There were definite signs that inflated appraisals, documentation frauds, rating frauds etc were leading us towards the burst of the bubble. But the question was how pervasive were they?
But even as the top investment bankers kept denying the fact that there was any problem in the system, the tsunami had already hit the economy.
Within a week in September 2008, Bear Stearns, Freddie Mac, and Lehman Brothers collapsed after declaring huge losses in billions. The investment banks were sinking one after the other and the stability of the global financial system was in a great jeopardy.
In the same week AIG owed 13 billion dollars to its customers for the credit default swaps and it did not have the money. Two days later it was taken over by the American government.
All of the financial system froze up, people had their assets locked up with the now bankrupt institutions and they couldn’t get them out. People were laid-off, the credit system collapsed and nobody could borrow any money.
Later the American government had to sign a 700 billion dollars bailout bill costing tax payers huge amount of money. Meanwhile Goldman Sachs made 60 billion dollars against the credit default swaps it had bought from AIG.
The stocks continued to fall, unemployment rose to 10% and sales plummeted. And as it happens in most crisis, the poor were hit the worst. They lost their jobs with no substantial savings and no availability of credit in the market. Construction halted, sales dropped, factories shut down, there were just no jobs out there.
The men who destroyed their own companies and plunged the world into a crisis walked away from the wreckage with their fortunes intact. Top executives at investment banks made billions of dollars between 2000 and 2007.
Even after the meltdown the financial industry was not remorseful and fought the regulations being put in place. America also lost its one sided dominance over the global economy, with core poorly managed American companies losing to its competitors across the globe.
There is a saying that the government is run by the Wall Street, and it does seem to be true to some extent. Major executive bankers were all consultants and advisors to the US government and passed laws to benefit the riches.
Also over time, American cost and quality of living increased as well and people responded to it in two ways.
– By either working more hours.
– Or taking credit and loans.
The markets eventually stabilised in 2011 but there was permanent damage. The median household income in US dropped from 110K USD in 2005 to 68K USD in 2011. The income inequality also increased, with riches making substantially more than the middle class.
The root cause of the crisis can be interpreted as the greed of the financial industry and them turning their back on the society. The top execs making millions of dollars a year thought it was okay to make more fortunes by risking the pension funds of families making less than 10k USD a year.
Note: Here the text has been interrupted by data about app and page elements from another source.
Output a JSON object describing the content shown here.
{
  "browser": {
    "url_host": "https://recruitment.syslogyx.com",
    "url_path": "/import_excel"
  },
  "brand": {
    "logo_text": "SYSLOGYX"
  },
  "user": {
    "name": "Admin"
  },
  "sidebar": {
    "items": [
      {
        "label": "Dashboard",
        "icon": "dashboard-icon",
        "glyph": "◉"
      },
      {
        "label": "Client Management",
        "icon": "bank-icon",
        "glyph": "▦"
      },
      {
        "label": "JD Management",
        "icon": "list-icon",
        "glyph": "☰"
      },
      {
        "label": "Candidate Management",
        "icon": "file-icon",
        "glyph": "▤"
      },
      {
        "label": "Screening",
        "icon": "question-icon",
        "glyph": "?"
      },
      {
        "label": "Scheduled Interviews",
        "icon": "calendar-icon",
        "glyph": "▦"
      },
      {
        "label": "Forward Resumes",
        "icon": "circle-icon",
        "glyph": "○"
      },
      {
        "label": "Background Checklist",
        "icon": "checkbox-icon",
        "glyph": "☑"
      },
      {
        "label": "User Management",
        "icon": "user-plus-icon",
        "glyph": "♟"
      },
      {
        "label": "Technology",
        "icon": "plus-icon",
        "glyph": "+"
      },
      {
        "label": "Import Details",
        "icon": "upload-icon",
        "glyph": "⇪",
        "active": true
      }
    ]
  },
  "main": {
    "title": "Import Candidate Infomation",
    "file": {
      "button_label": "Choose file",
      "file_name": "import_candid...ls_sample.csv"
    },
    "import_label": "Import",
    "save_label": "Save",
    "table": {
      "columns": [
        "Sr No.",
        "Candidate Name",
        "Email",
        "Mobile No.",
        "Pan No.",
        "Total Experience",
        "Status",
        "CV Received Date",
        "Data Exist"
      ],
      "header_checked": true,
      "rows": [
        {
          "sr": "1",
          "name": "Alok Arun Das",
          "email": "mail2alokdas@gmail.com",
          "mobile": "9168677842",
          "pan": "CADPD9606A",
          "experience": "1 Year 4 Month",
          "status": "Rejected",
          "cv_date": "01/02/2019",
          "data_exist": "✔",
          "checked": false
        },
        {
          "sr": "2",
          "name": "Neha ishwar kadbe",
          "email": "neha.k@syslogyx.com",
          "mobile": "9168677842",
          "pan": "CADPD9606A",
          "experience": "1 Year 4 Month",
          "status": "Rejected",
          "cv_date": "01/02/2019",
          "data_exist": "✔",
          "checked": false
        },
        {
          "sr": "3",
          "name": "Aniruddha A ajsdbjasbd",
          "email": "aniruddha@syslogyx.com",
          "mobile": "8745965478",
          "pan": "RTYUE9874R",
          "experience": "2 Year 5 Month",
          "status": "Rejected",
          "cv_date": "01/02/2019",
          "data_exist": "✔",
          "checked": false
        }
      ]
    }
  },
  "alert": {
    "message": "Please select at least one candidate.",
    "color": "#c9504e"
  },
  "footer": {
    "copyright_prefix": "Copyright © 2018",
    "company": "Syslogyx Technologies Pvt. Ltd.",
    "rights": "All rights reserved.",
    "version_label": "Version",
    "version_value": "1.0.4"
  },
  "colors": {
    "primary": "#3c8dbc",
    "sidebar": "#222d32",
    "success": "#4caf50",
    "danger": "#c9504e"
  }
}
A needless abundance of loans triggered the sky-high housing prices bubble, and when it burst it took down most investment banks, but the bankers had already made their fortunes.
The road to recovery was not easy and took over 19 months for the markets to stabilise.
The same financial industry and people still hold prominence. They still consider that what they do is too complex for the others to understand and they keep telling the world that it’ll not happen again.
Learning about the crisis definitely made me more paranoid about the bubbles that we end up creating. Whenever we milk a cow way too much, it’ll create a bubble with inflated monetary benefits for the small segment of people who are part of it. They might think that they deserve this because they are “smart”, but it is far from the truth. They are just fortunate to be on the other side of the table.
Also I’ll be more skeptical about taking any form of debts. The idea of taking huge student loans that you cannot afford to fund education to get jobs, seems like a broken system, especially in the economic conditions that we are about to witness.
Detecting bubbles early is also important. I am no pundit here, but where ever there is mindless crowd rush and you can’t seem to logically justify, it’s better to proceed with skepticism.